Skipton races proved a testing day. The early rain clouds cleared leaving us with beautiful ground, a cloudless sky and 19 nervous jockeys as the Candlelighters Charity Race start time approached.
The two races proved a great spectacle. Some set off at a blistering gallop not realising how harsh the Pendle hill was and were virtually walking by the time they neared the top. The finishes were surprisingly competitive as beaming faces pulled up to raucous cheers from the crowd. It offered a rare opportunity for regular riders to taste the adrenalin rush of race riding without the red tape of industry regulations. I sincerely hope more meetings follow our lead and run them in the future.
As the main races were due off at 2pm the secretary Louise was getting slightly edgy when, at 1.30pm, the second ambulance we needed had not arrived. She called and called the hospital in question which had been paid to send it. At first she was told it was on its way, then it was stuck in traffic. At 2pm Louise asked for the NHS manager in charge who admitted the booking had accidently been placed in the wrong file.
The first race had already been delayed. If we didn’t find another ambulance fast we would have to abandon with the risk of bankrupting the hunt.
We called an emergency gathering. Everyone including medical staff, jockeys and owners got on their phones to help track down what was needed to continue. Together 16 different paramedic companies were contacted. Anxious officials kept peering round the marquee with worried faces.
I was less than five minutes from calling it off when suddenly one of the doctors struck it lucky. His friend had located an ambulance just a few miles away which could get to us in 15 minutes. I hugged him, Louise was virtually crying. Oh the joy, the relief. The hunt was saved.
All went reasonably smoothly for the rest of the day - just some minor issues one steward wouldn’t drop almost led to further delays but were swiftly overruled by our medical team.
A day that could so easily have ended in utter disaster for everyone concerned had been pulled from the precipice by volunteers who worked tirelessly to defy the odds. A huge thank you to all involved. What has since proved utterly soul destroying is to see negative comments from armchair spectators spewed out across social media from those whom you would never catch offering a hand to assist.
In order that point to pointing and all traditional country events might continue for future generations to enjoy volunteers are absolutely vital.
With precious few about it would be wiser to stop criticising and start helping.
On a positive note it was a wonderful day for fundraising. The 19 jockeys raised £10,000 for Candlelighters, an amount they should be proud of. The charity has been dedicated to helping children with cancer and their families since 1976.

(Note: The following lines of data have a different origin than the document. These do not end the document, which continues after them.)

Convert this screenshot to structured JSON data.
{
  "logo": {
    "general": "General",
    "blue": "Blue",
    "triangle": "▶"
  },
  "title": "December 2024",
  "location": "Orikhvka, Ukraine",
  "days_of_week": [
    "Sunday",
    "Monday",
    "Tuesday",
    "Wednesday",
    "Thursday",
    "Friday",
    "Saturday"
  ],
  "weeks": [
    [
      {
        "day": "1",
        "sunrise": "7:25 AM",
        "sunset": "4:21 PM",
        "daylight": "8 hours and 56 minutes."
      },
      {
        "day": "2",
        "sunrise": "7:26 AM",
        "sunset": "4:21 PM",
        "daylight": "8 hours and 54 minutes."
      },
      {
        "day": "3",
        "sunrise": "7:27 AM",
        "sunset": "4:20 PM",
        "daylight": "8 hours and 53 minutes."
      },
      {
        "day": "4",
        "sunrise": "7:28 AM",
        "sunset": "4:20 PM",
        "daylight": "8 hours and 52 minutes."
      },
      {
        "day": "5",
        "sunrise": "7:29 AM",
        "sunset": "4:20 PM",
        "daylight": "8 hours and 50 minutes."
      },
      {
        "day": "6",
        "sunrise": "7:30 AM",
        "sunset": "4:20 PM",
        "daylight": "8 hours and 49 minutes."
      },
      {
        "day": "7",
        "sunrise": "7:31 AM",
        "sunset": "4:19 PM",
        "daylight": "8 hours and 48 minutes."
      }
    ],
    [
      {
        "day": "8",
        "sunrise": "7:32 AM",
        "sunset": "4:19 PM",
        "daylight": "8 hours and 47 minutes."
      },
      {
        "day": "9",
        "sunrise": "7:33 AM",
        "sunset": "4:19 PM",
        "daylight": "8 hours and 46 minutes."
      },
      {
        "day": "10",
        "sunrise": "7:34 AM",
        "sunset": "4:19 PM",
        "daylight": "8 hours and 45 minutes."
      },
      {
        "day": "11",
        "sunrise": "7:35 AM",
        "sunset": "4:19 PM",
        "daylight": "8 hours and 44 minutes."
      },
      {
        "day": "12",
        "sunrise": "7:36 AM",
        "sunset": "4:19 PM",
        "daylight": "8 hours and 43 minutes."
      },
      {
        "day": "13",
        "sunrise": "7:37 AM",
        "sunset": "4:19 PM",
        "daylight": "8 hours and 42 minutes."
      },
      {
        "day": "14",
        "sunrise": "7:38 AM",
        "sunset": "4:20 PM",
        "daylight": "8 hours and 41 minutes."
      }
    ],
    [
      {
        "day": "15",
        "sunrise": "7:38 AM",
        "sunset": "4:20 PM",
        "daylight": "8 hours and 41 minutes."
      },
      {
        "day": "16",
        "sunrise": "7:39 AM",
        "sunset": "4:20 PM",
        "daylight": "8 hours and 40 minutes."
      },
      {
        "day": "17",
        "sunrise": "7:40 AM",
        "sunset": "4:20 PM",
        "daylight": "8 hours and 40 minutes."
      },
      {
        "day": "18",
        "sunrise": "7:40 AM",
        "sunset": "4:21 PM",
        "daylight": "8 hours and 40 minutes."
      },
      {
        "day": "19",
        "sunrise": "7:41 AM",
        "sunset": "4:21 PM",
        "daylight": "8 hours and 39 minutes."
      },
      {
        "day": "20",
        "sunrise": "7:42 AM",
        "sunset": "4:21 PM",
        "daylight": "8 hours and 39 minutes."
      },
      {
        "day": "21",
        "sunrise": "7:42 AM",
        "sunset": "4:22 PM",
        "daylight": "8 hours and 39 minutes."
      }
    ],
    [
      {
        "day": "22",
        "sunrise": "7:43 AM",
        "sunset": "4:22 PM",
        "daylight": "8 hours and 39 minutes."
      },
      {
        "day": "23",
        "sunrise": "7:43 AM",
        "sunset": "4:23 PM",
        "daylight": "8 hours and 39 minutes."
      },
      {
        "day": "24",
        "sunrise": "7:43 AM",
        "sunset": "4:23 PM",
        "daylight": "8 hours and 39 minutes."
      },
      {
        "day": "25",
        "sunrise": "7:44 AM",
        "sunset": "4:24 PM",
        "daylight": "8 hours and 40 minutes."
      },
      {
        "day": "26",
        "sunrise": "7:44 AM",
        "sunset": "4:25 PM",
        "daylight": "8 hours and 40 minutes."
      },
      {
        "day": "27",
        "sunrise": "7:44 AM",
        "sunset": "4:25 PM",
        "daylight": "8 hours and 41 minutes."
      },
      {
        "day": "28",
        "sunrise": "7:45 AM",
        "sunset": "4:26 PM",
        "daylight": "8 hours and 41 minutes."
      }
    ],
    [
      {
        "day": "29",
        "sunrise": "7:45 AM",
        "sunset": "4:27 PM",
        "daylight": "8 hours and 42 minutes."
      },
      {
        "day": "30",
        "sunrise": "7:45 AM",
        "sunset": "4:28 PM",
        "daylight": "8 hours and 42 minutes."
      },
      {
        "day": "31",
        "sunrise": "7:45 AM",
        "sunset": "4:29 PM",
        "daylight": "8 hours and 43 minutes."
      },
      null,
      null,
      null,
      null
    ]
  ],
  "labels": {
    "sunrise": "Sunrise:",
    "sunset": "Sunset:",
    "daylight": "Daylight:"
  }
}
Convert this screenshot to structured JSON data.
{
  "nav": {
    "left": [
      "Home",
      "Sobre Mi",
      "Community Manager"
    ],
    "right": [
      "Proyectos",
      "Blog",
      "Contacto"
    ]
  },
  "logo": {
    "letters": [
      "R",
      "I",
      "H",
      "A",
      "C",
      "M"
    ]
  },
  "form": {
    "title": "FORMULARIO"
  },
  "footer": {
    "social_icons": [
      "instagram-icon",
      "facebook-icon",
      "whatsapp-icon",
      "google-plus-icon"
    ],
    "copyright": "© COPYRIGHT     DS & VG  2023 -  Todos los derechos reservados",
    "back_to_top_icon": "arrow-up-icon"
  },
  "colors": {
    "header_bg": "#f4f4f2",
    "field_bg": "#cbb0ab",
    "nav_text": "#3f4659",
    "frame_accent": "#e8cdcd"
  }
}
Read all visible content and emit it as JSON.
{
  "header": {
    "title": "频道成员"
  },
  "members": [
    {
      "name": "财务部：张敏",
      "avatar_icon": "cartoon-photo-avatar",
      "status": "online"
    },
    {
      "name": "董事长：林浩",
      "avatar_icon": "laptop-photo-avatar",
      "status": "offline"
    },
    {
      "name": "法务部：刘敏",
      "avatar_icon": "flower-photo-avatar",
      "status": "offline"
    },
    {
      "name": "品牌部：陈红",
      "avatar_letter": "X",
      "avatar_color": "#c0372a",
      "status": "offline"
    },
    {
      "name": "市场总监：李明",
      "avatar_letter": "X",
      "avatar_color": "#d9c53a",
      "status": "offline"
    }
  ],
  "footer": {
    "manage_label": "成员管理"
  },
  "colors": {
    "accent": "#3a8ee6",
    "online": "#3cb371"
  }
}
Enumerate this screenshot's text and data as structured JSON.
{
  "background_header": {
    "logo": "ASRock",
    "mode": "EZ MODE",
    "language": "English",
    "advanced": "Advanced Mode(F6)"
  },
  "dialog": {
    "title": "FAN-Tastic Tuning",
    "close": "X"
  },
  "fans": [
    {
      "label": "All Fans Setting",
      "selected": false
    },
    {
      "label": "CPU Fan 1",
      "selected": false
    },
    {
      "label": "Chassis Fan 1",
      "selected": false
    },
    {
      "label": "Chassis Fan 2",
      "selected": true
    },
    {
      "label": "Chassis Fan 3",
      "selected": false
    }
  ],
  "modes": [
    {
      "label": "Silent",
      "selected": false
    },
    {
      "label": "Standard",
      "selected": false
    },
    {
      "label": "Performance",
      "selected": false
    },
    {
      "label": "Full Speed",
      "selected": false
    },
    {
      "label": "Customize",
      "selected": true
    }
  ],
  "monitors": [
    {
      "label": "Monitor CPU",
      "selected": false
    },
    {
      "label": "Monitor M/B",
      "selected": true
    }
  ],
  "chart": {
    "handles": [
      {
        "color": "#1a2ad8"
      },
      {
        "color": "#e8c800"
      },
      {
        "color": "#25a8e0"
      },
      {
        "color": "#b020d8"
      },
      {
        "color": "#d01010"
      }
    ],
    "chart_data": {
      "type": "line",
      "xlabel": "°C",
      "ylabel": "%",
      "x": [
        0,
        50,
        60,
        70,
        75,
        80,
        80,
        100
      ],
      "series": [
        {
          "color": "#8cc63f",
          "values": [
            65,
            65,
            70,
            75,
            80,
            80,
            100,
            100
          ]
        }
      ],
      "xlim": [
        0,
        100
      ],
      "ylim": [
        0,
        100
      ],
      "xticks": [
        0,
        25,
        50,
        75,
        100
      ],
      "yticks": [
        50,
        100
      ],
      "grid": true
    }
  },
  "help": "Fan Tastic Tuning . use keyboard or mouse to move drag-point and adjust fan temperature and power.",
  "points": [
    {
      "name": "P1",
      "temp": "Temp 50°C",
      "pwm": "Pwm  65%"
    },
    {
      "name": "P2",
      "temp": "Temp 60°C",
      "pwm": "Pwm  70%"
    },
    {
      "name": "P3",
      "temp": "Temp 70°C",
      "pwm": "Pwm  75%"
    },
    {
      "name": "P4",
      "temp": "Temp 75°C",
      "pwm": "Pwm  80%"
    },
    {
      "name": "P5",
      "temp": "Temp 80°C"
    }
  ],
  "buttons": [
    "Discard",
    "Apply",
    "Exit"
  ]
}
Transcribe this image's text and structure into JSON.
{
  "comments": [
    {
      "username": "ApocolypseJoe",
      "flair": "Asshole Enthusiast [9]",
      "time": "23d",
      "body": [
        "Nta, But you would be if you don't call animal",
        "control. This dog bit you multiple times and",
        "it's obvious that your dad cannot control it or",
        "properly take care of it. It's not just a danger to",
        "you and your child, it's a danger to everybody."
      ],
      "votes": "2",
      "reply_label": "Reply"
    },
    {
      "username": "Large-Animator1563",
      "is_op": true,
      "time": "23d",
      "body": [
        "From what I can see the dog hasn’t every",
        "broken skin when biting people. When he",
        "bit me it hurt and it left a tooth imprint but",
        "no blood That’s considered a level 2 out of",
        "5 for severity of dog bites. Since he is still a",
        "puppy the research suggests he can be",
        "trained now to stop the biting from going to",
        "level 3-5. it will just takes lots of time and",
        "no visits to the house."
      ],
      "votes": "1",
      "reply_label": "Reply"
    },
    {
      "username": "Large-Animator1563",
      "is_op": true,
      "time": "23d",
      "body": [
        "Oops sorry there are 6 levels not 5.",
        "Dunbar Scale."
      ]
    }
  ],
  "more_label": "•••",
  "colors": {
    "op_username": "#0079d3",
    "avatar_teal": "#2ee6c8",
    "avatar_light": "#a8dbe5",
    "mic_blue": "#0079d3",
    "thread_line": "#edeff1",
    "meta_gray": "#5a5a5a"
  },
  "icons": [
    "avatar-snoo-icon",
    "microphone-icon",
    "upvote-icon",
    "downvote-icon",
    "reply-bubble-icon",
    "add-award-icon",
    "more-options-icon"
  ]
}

My son Felix raised £320 running his tombola and by raffling a 25-year-old gallon bottle of whiskey generously donated by farmer John Byas. The proceeds went to Jack Berry House in Malton.